(Entries from a dataset of interfaces)
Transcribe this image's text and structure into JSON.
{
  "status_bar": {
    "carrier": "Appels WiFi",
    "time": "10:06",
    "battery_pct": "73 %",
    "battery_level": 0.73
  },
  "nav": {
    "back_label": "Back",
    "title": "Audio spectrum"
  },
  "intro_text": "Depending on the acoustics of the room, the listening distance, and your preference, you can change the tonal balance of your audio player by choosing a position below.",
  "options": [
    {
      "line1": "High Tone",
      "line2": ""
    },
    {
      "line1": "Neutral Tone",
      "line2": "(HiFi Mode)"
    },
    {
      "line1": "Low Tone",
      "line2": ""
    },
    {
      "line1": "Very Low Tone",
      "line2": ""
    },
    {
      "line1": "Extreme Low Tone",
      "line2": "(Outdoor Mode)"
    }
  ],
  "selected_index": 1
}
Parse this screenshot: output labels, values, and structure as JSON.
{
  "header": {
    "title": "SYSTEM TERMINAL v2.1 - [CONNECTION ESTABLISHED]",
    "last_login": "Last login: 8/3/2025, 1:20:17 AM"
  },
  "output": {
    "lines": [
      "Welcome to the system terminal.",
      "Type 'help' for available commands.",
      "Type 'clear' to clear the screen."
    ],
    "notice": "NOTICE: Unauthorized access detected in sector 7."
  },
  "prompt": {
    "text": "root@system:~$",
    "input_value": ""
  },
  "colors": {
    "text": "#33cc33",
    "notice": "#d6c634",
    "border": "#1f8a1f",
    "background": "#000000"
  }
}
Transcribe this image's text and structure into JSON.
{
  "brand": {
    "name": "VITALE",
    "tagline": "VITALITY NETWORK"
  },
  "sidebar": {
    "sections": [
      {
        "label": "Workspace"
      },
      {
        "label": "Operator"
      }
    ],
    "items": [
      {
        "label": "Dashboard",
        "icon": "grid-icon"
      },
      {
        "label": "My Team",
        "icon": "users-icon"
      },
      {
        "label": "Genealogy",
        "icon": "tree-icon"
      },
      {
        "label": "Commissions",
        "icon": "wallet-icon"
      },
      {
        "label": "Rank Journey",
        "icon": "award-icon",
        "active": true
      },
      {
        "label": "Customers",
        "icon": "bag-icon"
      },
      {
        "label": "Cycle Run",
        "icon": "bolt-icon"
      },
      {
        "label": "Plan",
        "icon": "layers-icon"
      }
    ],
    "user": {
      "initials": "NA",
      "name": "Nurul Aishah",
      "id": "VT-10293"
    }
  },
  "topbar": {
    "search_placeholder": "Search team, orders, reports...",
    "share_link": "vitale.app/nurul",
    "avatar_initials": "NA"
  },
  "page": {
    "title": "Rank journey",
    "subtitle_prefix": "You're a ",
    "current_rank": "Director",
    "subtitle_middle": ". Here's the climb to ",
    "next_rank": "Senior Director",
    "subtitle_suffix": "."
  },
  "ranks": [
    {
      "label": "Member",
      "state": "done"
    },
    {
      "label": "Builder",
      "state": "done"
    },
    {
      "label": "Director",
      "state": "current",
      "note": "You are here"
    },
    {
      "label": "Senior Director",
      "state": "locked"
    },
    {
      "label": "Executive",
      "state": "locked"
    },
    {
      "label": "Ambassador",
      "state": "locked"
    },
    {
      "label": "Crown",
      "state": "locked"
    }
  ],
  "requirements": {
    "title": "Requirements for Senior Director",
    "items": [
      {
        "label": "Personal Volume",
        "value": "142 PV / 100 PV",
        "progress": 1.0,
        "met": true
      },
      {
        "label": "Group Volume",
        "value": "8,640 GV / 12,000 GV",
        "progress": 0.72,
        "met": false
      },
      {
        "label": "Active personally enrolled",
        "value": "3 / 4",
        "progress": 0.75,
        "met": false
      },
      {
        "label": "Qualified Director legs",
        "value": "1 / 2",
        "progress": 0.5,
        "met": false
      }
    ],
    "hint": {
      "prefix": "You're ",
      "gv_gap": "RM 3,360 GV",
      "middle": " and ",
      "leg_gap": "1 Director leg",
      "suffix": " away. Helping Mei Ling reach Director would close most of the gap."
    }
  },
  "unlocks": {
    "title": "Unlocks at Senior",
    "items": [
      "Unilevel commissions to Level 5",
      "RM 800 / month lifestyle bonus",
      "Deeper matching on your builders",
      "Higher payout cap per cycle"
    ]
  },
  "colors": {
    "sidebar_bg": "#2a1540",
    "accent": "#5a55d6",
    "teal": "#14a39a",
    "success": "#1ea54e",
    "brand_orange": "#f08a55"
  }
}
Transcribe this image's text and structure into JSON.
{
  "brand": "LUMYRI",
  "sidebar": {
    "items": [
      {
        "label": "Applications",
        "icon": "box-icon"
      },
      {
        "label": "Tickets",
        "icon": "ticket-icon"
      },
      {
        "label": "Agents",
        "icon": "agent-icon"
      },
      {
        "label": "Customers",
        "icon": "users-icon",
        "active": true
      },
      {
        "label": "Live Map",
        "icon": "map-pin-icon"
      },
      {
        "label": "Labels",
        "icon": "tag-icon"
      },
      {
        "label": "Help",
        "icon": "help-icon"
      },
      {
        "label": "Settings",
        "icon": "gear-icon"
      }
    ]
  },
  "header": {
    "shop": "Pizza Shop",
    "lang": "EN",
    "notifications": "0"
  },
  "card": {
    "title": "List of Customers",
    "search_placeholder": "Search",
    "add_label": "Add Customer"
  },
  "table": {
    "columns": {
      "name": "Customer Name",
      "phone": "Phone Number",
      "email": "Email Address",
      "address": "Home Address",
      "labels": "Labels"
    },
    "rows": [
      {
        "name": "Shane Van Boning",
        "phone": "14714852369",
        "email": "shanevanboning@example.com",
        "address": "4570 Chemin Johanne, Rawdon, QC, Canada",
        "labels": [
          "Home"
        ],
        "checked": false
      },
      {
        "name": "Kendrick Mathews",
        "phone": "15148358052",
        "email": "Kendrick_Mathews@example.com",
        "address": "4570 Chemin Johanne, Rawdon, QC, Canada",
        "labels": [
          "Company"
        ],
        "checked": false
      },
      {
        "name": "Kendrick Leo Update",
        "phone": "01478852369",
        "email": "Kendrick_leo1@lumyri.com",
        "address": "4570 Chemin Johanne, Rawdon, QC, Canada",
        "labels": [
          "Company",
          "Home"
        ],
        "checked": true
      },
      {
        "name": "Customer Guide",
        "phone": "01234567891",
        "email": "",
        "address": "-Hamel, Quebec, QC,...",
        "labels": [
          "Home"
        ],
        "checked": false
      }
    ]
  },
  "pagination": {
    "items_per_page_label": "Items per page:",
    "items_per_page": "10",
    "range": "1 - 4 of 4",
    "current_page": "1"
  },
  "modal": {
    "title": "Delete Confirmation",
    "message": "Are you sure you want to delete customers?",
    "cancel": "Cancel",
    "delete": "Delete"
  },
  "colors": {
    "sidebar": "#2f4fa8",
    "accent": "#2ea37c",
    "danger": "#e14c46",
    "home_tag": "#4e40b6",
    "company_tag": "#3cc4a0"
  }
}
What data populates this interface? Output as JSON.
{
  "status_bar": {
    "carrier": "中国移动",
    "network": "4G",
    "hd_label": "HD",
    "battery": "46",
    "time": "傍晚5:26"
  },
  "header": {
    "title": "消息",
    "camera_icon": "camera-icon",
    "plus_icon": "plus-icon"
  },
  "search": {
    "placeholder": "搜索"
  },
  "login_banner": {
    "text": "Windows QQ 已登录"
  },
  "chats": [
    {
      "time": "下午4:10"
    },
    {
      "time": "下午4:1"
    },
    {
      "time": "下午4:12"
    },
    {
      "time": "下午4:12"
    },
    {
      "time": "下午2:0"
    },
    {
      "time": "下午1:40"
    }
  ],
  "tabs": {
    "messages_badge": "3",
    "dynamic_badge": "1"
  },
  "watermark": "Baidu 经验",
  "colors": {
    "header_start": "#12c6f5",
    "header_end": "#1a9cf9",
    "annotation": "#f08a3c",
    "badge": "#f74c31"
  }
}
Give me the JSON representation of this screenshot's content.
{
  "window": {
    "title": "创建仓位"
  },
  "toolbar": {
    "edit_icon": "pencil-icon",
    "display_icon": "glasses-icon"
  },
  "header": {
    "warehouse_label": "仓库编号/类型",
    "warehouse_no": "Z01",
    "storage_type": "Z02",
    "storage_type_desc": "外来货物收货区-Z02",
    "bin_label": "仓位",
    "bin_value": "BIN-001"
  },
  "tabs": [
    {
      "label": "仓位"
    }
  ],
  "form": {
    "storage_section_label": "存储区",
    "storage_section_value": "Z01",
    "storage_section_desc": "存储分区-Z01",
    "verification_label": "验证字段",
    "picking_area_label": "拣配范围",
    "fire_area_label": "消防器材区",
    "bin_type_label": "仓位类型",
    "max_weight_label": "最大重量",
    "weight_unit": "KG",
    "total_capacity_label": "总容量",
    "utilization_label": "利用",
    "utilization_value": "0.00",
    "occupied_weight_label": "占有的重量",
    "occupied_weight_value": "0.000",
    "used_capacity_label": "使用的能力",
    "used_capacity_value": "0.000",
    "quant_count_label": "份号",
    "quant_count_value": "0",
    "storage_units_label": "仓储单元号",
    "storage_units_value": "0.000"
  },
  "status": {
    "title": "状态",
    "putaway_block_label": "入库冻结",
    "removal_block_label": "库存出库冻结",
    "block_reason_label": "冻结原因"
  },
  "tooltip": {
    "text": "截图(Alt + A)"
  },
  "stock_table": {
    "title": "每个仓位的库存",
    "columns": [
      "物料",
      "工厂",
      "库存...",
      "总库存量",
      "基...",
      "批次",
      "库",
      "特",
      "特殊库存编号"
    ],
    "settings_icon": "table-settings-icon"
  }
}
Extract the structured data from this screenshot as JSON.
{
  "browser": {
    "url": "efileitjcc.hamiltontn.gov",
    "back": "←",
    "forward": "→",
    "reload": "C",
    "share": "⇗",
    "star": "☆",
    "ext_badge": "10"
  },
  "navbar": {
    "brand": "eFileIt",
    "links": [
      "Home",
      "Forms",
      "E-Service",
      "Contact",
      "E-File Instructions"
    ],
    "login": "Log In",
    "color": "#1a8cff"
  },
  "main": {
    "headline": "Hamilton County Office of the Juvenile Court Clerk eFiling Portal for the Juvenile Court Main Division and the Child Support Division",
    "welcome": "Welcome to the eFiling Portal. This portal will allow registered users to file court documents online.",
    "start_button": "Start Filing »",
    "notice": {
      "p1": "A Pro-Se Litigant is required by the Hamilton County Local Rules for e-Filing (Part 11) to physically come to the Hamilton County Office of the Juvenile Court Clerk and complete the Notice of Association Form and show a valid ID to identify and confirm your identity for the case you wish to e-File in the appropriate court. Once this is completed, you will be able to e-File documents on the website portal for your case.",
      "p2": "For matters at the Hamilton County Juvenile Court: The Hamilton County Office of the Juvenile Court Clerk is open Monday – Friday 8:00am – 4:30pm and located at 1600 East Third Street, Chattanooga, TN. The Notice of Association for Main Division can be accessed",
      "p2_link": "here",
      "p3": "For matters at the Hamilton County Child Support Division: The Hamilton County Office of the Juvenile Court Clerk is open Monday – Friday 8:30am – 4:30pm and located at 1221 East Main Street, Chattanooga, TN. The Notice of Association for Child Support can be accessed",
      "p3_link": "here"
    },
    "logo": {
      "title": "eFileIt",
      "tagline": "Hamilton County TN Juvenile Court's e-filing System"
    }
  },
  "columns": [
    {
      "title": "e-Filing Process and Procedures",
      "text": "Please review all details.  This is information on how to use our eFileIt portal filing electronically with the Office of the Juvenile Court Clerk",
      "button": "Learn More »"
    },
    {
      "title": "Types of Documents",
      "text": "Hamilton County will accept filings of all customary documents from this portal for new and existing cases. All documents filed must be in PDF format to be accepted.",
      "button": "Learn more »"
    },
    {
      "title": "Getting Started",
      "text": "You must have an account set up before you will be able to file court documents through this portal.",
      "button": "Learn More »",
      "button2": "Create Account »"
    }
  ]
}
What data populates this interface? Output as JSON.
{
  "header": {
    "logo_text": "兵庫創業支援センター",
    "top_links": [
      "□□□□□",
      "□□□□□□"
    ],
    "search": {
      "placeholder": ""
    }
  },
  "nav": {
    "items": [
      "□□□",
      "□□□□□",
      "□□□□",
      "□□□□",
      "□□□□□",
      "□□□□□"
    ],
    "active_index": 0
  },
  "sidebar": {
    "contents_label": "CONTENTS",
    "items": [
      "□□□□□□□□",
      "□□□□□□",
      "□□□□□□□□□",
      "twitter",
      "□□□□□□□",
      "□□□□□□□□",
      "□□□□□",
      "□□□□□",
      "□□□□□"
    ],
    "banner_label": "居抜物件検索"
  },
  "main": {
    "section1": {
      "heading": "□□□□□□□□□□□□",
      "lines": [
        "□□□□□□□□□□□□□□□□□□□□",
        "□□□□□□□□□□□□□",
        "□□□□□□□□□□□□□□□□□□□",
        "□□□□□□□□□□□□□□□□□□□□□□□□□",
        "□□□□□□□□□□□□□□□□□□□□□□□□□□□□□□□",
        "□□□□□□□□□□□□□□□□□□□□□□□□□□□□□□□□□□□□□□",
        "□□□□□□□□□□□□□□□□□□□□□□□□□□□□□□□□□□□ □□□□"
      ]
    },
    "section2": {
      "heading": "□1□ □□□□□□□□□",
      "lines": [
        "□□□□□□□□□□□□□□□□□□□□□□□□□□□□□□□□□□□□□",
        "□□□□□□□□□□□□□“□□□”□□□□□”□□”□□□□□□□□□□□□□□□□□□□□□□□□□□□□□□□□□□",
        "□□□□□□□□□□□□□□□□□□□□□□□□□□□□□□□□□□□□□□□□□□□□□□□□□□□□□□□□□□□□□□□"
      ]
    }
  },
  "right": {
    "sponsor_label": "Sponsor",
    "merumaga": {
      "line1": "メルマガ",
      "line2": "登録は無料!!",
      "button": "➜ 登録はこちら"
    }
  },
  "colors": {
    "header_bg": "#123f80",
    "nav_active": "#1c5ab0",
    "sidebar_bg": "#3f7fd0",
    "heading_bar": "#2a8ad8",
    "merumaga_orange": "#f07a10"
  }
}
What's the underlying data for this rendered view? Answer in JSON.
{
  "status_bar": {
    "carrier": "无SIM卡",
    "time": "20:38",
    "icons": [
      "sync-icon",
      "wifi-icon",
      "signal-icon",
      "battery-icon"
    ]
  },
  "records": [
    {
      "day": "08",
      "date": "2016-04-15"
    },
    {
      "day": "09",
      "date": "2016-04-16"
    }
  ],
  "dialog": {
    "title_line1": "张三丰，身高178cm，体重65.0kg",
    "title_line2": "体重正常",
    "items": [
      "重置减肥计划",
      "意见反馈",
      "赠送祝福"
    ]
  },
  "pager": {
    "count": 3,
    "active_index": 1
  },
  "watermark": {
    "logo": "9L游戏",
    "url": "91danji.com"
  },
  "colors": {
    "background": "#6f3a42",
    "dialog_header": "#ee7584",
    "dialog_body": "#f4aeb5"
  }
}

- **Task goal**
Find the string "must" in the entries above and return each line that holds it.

- **Output of the exercise**
      "text": "Hamilton County will accept filings of all customary documents from this portal for new and existing cases. All documents filed must be in PDF format to be accepted.",
      "text": "You must have an account set up before you will be able to file court documents through this portal.",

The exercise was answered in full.